“We have 4,000 boats and are committed to ensuring maximum transport safety. All food service providers have signed commitments on food safety,” said Nguyễn Văn Hoạt, Chief administrator of My Duc district, which hosts the Perfume pagoda festival.
The horse procession at the Soc temple festival.
The Perfume pagoda is a vast and striking complex of pagodas and Buddhist shrines built into the karts cliffs of Huong Tich Mountain (Mountain of the Fragrant Traces). The 3-month long Perfume pagoda festival drew 1,5 million visitors last year.
The same day, the Soc temple festival took place in Hanoi to honor the mythical hero, god and saint, Thanh Giong, who is credited with defending the country from the Chinese invaders, and is worshipped as the patron god of the harvest, national peace and family prosperity.
The festival re-enacted Saint Giong’s feats through the riding of a white horse into battle and the orchestration of an elaborate flag dance to symbolize the battle itself. The celebrations at Soc temple, where Saint Giong ascended to heaven, included the ritual of bathing his statue and a procession of bamboo flowers to the temple as offerings to the Saint.
February 10 also witnessed a traditional wrestling competition in Thu Le village in the central province of Thua Thien-Hue. The annual festival was first held 200 years ago in order to select healthy men for the army of the Nguyen dynasty which reigned Vietnam from 1802 to 1945. The bout also aims to encourage physical training among local young men.
The northern province of Bac Giang on February 10 celebrated 592 years of the Xuong Giang victory against the Chinese Ming invaders.

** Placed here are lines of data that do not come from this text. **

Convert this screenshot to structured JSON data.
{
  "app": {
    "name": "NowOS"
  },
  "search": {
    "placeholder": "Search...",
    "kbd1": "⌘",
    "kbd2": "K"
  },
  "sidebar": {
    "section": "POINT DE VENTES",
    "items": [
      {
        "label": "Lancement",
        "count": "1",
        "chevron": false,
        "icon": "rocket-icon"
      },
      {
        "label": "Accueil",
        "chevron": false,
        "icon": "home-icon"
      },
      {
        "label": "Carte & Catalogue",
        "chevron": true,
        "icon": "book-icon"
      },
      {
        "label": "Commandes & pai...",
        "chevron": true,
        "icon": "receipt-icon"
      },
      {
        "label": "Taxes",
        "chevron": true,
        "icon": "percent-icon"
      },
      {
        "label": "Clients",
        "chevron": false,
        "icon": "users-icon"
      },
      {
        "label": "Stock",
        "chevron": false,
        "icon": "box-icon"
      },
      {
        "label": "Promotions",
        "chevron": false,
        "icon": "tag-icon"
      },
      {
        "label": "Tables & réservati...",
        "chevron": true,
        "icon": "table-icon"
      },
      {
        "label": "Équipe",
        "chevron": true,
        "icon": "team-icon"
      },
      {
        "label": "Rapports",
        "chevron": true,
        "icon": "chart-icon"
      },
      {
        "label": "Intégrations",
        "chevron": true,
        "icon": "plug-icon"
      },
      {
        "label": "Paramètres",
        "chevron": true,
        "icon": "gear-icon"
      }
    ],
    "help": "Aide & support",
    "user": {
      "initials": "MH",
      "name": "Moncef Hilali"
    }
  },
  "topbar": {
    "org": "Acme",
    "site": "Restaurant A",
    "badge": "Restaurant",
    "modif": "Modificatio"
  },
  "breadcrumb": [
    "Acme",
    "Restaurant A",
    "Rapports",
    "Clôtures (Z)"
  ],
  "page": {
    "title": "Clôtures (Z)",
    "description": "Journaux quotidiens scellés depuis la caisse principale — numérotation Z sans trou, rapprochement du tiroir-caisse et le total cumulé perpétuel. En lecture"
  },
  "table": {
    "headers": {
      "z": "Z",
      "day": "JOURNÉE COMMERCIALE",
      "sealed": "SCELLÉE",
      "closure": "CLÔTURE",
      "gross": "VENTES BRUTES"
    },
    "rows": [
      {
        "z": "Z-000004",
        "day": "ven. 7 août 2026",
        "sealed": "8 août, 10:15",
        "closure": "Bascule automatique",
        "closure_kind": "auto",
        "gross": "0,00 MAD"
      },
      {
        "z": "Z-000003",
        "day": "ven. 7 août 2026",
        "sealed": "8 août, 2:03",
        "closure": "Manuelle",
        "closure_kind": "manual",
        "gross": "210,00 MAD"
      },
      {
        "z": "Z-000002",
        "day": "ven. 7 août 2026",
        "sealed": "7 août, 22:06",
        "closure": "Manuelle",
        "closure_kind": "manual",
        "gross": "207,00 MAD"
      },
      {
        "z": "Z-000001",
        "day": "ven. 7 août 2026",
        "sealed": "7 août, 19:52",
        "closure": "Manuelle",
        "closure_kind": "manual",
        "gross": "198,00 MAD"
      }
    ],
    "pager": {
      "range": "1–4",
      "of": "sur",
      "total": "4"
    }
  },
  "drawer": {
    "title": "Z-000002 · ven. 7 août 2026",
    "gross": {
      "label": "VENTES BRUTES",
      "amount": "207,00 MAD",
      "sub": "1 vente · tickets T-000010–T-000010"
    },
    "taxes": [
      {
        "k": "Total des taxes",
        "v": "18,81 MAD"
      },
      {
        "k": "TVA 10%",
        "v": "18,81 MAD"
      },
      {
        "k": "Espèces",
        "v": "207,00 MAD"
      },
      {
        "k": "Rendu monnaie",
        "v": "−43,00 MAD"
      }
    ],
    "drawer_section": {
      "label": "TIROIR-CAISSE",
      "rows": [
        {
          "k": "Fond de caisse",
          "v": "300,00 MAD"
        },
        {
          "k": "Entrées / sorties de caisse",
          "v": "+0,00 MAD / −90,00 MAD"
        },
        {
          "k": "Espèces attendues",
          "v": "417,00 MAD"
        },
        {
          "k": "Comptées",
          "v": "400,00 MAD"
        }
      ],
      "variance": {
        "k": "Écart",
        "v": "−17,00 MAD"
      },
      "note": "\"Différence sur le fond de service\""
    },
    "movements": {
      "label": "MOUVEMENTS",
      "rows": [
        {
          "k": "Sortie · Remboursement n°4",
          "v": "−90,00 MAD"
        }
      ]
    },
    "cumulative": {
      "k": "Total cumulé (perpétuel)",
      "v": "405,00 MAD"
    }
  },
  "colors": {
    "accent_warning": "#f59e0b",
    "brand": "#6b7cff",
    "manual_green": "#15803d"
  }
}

After a 6-month battle in 1427, Vietnamese troops under the leadership of General Trần Nguyên Hãn defeated the Ming aggressors at Xuong Giang citadel, contributing to ending the Ming dynasty’s 20-year rule in Vietnam.